I just returned from the ATTD Conference held in Vienna and my main reaction was WOW! The future for people with diabetes is so very bright. So bright that I was inspired to start blogging again and to work harder on my own entrepreneur projects.
A central theme to the conference was that we, the healthcare industry, are not doing a good job for people with diabetes….glucoses after meals and overall blood glucoses are just too high. And, the numbers of new people with type 1 diabetes are increasing across the world. We must do better.
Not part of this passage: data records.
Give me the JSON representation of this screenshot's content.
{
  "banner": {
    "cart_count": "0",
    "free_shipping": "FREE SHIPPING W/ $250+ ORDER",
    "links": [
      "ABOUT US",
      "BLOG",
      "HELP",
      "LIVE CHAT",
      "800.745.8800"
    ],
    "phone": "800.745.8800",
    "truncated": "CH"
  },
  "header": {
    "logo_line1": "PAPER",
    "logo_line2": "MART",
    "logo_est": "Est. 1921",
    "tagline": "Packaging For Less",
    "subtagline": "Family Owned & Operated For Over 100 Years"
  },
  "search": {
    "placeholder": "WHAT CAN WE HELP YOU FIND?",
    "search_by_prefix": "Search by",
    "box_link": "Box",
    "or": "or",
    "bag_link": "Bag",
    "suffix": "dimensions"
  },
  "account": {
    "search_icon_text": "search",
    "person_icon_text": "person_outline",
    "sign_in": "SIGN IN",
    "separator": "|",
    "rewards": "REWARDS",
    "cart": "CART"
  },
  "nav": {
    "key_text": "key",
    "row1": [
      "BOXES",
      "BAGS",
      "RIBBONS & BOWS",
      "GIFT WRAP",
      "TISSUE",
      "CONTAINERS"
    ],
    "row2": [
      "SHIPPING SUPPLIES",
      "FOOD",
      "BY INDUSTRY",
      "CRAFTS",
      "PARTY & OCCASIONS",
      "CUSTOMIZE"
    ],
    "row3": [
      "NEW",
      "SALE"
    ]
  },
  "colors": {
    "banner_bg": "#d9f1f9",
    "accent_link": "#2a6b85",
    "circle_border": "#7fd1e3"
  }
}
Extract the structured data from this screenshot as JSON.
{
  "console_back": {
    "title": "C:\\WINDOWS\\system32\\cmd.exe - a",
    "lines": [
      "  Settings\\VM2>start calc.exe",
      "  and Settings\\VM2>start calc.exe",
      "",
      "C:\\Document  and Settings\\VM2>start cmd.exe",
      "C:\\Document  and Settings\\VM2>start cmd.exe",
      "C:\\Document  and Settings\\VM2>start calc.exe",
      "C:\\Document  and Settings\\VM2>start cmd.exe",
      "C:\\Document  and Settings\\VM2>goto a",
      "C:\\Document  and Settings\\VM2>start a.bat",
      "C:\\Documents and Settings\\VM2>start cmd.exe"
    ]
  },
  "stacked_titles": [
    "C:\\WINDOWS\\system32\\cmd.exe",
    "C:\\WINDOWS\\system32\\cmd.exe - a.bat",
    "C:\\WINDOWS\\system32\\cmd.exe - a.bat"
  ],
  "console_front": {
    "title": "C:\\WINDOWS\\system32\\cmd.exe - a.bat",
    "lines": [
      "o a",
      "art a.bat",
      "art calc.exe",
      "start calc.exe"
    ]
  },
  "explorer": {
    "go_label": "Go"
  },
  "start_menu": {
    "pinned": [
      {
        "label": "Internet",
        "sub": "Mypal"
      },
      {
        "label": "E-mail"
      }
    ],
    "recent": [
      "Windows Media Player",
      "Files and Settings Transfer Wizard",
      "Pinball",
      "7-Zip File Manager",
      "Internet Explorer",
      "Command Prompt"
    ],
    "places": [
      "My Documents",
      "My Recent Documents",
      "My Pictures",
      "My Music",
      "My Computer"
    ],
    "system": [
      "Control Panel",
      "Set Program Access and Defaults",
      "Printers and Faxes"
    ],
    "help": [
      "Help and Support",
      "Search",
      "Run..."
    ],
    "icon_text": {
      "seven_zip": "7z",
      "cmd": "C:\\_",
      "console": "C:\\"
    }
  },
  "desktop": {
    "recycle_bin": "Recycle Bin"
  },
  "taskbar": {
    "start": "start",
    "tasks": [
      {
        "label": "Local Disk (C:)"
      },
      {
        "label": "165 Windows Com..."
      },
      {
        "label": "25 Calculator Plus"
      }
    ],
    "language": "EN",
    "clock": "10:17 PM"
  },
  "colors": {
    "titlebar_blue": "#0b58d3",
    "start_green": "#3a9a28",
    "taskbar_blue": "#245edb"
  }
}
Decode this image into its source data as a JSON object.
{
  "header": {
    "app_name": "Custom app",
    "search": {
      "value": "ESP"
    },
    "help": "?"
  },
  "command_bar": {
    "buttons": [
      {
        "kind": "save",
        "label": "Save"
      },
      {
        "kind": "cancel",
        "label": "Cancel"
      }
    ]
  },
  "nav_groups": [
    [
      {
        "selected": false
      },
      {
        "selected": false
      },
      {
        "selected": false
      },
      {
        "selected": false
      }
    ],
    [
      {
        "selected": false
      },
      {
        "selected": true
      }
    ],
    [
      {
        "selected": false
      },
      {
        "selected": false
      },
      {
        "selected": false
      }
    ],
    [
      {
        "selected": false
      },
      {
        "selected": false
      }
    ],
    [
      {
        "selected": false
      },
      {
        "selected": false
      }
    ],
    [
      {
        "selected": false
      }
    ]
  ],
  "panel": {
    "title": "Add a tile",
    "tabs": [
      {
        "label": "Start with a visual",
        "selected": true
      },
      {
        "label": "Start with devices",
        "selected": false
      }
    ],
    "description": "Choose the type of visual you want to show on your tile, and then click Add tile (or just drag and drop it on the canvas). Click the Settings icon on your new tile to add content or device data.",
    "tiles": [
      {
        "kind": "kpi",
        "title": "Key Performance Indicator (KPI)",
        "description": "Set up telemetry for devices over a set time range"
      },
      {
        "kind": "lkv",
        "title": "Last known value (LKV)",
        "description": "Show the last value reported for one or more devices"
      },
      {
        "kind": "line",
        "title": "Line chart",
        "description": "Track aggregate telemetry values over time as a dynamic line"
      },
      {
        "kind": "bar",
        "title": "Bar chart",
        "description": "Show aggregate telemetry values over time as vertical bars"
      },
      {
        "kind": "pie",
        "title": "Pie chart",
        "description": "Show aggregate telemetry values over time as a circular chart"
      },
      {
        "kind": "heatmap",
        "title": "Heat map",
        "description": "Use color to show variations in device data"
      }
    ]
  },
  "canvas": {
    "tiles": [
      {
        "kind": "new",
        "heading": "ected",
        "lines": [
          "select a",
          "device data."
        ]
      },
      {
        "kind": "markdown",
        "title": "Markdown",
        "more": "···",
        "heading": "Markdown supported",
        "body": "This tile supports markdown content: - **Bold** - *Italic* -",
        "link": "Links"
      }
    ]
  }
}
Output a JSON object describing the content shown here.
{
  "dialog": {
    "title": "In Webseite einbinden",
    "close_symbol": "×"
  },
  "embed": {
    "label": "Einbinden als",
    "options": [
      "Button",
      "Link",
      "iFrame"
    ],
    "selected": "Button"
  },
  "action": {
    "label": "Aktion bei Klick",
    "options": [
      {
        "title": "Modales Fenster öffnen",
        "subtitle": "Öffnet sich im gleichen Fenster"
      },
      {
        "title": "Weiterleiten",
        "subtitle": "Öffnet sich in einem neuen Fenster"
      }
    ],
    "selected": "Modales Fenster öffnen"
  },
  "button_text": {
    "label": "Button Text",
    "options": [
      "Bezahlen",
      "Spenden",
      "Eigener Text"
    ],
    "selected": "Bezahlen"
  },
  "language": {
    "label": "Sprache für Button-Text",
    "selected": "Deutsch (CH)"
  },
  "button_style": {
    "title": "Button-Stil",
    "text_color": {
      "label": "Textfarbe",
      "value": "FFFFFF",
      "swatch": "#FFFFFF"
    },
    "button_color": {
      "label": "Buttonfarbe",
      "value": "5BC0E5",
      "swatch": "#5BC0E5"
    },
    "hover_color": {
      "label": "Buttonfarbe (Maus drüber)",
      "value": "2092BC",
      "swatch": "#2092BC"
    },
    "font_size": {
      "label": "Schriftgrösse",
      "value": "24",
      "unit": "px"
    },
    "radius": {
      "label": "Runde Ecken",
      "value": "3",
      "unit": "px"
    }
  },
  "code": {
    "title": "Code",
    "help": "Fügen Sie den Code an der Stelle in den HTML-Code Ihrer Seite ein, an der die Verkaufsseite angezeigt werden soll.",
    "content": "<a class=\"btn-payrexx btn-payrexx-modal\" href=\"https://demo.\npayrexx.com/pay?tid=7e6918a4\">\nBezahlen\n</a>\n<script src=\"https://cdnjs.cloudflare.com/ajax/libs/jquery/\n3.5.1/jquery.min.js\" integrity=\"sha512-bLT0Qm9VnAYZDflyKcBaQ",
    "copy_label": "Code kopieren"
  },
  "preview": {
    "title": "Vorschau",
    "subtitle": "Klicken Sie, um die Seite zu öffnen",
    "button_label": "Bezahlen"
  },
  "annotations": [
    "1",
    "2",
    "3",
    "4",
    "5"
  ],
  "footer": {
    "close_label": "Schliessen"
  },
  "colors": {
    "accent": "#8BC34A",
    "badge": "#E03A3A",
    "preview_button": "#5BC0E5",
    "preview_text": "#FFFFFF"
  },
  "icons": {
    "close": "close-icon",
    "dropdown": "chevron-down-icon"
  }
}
Compared to last year which was almost exclusively artificial pancreas data discussion, there was much more focus on the benefits of cgm in clinical practice: monitoring time in range, using cgm with or without pumps (the DIaMonD study was discussed multiple times), and assessing post prandial highs that improve with faster insulins (fiasp, afrezza). I would have loved to have also seen Steve Ponder’s sugar surfing included in the discussions but I guess Europe hasn’t met the surfers yet? Integrating cgm data with the 'internet of things' such as fitness trackers, refrigerators, mattresses with AI could perhaps one day anticipate trends and assist artificial pancreas algorithms.
I was interested to learn more about experiences with Abbott freestyle libre (flash) sensor, pros and cons, and to learn about a new implantable cgm sensor by Roche called Eversense which is currently approved for 6 months usage for each sensor in Europe. Cons though in my opinion are that the device has to be charged each day, is a bit bulky, and must be done as a procedure at the endocrinology office.
I was also impressed with #DIYPS #openaps being discussed ‘openly’ and enthusiastically with JDRF's statement of collaboration and Roche’s announcement of support for the movement. I would have liked to have seen more patients on the stage, however, discussing their stories and experiences (pros, cons) rather than just from a physician point of view. Nonetheless, nightscout supporters and patient advocates were everywhere in the audience making sure that the industry pushes harder to get products out faster in the name of the #wearenotwaiting movement.
Of course artificial pancreas was a big part of the conference. When the audience was polled using the conference's interactive app, artificial pancreas is thought to be the technology that will most improve patients' lives in the next 5 years. It was exciting to see that future Tandem and Omnipod artificial pancreas data suggests time in range was 88%! I am very much looking forward to the commercialization of their systems with the dexcom g6 sensor (hopefully next year?). The bionic pancreas with both glucagon and insulin, the iLet, is also working toward commercialization and would not require the meal announcements required by the other systems and algorithms. When BigFoot gets closer to commercialization I am guessing they too will be at a future ATTD conference for announcements. However, I was particularly impressed with the amount psychosocial data that is being evaluated with current artificial pancreas projects…they are looking to define more specifically how these systems help (or hurt) people with diabetes to achieve their life goals. In other words, it was said that good health is not a specific hgba1c or time in range but rather ‘having the health to live the life one wants to live.’
Digital innovations were also present at the conference. One of my favorites is the MedAngel temperature sensor. The device is placed in the bag that you carry your insulin in. It alerts you through a mobile app if the temperature is not safe for the insulin thereby keeping it most effective.
A French video game by Solar Games peaked my interest as it is basically a sims experience in which a practice develops its own content for diabetes education that they would like their patients to learn. However, I feel that the concept of diabetes virtual coaching currently provided by the wonderful app MySugr as well as by Canary Health are more likely to make the largest impact. Of course we need outcomes data to really know. Nevertheless, support for self management with a chronic disease like diabetes as well as motivators for health behavior change is an area that needs more attention because...no technology or treatment works if a patient doesn't use it.
Access to technologies was also discussed with Dr. Irl Hirsh’s call to action being that physicians should actively immerse themselves in economics nomenclature and population health cost-savings analysis so as to better advocate for our patients with payers. Perhaps we should all have a Masters of Public Health, I know it has certainly helped me.
Disclosure: I am a paid speaker for Dexcom helping to educate primary care providers about the benefits of cgm for their patients.